One of the major roadblocks to developing disposable connected medical devices is cost. It can be a prohibitively expensive venture to create designs in a small form factor that integrate a system-on-chip (SoC) and the necessary external components for, say, measuring blood pressure or glucose levels or inhaling medicine. That cost is driven up by the need for components like two crystals rather than a single low-power version; four-layer PCBs rather than cheaper and simpler two-layer boards; and costly batteries. As long as the bill of materials (BOM) remains high and the product isn’t miniaturized, mass market adoption of connected medical devices will slow to a crawl.
In addition to BOM cost, medical designers often must contend with power consumption problems. Medical disposable products must last a long time. Shelf lives of 18 months up to several years are not unusual, followed with a relatively short active life measured in weeks to months. During its time on the shelf, battery capacity can drop from both self-discharge and leakage current to the application itself. Once active life starts, the battery may not have enough capacity available to support it. Clearly, both patients and doctors need IoT medical devices to be dependable – both to treat the patient and also to provide the data necessary to ensure dosages and tests happen correctly.
Finally, there’s the disposability issue. The nature of disposable medical devices is that they will only be used for anywhere between 14 days and two months. Given that short lifetime and their cost, insurance companies are naturally reluctant to support them.
The answer to all these challenges lies in the battery and specifically, in implementing disposable silver-oxide or printed batteries.

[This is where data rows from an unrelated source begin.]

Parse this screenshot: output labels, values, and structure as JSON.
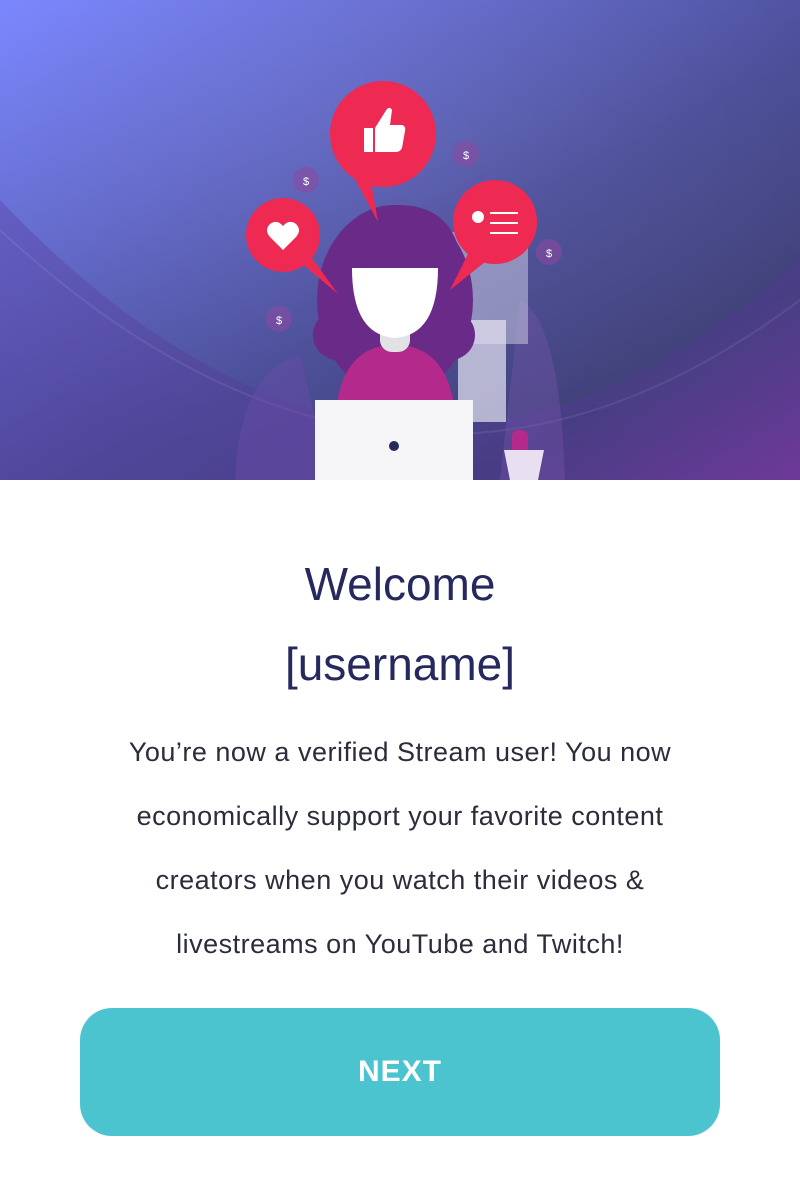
{
  "hero": {
    "illustration": "streamer-illustration",
    "coin_symbol": "$",
    "colors": {
      "bg_start": "#7a86ff",
      "bg_mid": "#4c4f9e",
      "bg_end": "#6e3a90",
      "bubble": "#ee2a52",
      "hair": "#6a2a88",
      "shirt": "#b42a8c"
    }
  },
  "welcome": {
    "title_line1": "Welcome",
    "title_line2": "[username]",
    "message": "You’re now a verified Stream user! You now economically support your favorite content creators when you watch their videos & livestreams on YouTube and Twitch!"
  },
  "actions": {
    "next_label": "NEXT",
    "next_color": "#4bc4d0"
  },
  "colors": {
    "title_text": "#25295e",
    "body_text": "#2b2d3a"
  }
}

Recently both high-energy thin film lithium batteries and printed rechargeable zinc batteries have become commercially available. But there are questions about whether or not these technologies are ready for mass deployment.
The fabrication of batteries via 3D printing has several advantages over conventional battery fabrication technologies. For one thing, battery components may be printed directly on the PCB holding the rest of the electronics. Thus there is the possibility of eliminating assembly and packaging steps that discrete batteries require. Additionally, the printing process can also conceivably fabricate complex battery architectures that may be impractical via other means. Printing methods can adjust the shape and thickness of the electrodes and print solid-state electrolyte that is stable and safe.

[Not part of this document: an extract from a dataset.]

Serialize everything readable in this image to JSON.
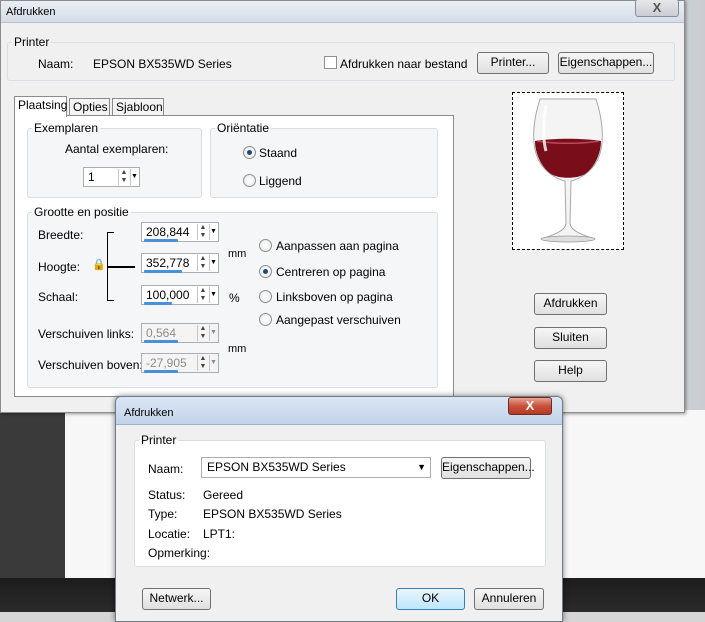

Printed zinc batteries look promising. One such device from Impact Energy uses a High Conductivity Polymer Electrolyte (HCPE) that is stable, rechargeable, and does not need a sealed container. Because the chemistry is based on zinc rather than lithium, it avoids the safety issues associated with many lithium technologies In addition, lithium titanate (LTO) and lithium iron phosphate (LFP) are commonly used anode and cathode materials in 3D-printed batteries, but carbon nanomaterials are promising for use as electrodes as well. Carbon nanotubes and carbon nanofibers are widely used in printing inks because of their high mechanical strength, high chemical stability, large specific surface area, and excellent electrical and thermal properties.
It also looks as though printed battery electrolytes will help reduce fabrication costs as well. The electrolyte serves as catalyst by promoting the movement of ions from the cathode to the anode on charge and in reverse on discharge. Electrolyte material plays a key role in electrochemical performance, cycle life, and safety of the battery.

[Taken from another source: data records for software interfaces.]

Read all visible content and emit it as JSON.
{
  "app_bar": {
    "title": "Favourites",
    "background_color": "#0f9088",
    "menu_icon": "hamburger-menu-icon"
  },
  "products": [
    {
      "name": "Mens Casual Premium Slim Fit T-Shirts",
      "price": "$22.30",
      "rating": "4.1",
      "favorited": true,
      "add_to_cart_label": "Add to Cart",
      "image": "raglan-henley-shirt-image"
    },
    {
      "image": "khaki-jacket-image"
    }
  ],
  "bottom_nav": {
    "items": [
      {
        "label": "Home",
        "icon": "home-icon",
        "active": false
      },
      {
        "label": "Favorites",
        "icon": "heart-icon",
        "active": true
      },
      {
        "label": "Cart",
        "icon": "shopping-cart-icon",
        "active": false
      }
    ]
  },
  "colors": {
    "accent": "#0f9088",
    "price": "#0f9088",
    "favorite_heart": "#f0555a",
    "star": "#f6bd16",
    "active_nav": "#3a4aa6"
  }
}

There are still numerous challenges before printed batteries can be widely commercialized. One problem is that currently there are only a few printable active materials that can be used as inks. Additionally, much work remains to be done in characterizing how battery inks behave when patterned over top other inks. And though there has been a lot of work done on the materials for the electrodes and electrolytes, current collectors will likely need a similar amount of optimization.
Once the technology is ready, healthcare applications will likely benefit greatly from super-thin 3D-printed batteries. Skin patches using printed batteries are already commercial. Smart skin patches use laminar batteries, often partially printed, combined with printed electrode patterns to deliver drugs, cosmetics, and other chemicals through the skin. Medical diagnostic devices will likely be beneficiaries.
Wireless sensor/network applications will also benefit. Here, the trend is to combine energy harvesting with thin batteries to keep the package size down. Similarly, new small batteries will be a boon to battery-assisted passive RFID although coin-cells are the main power sources now. Smart card apps are another application wherein several thin-film battery technologies have been optimized for lamination into cards, though the prices are probably too high for disposable uses.
High peak currents can reduce battery capacity and lifespan. High in-rush currents can arise in dc-dc converters which tend to incorporate a high amount of capacitance on the power input to avoid voltage drops on the supply rails. When power is applied initially, the charging of these capacitors can result in an in-rush current that can exceed the nominal load current. If left unaddressed, this high current can cause the voltage rails to fall out of regulation, perhaps making the system unstable or putting it in an unpredictable state. There are various ways of limiting in-rush current. For example, some BLE devices incorporate built-in current limiters .
All in all, the review cycles for medical devices are justifiably long, and it can be several years before they can hit the mainstream. But these devices have game-changing potential for patient care, and it all starts with finally cracking these longstanding design challenges.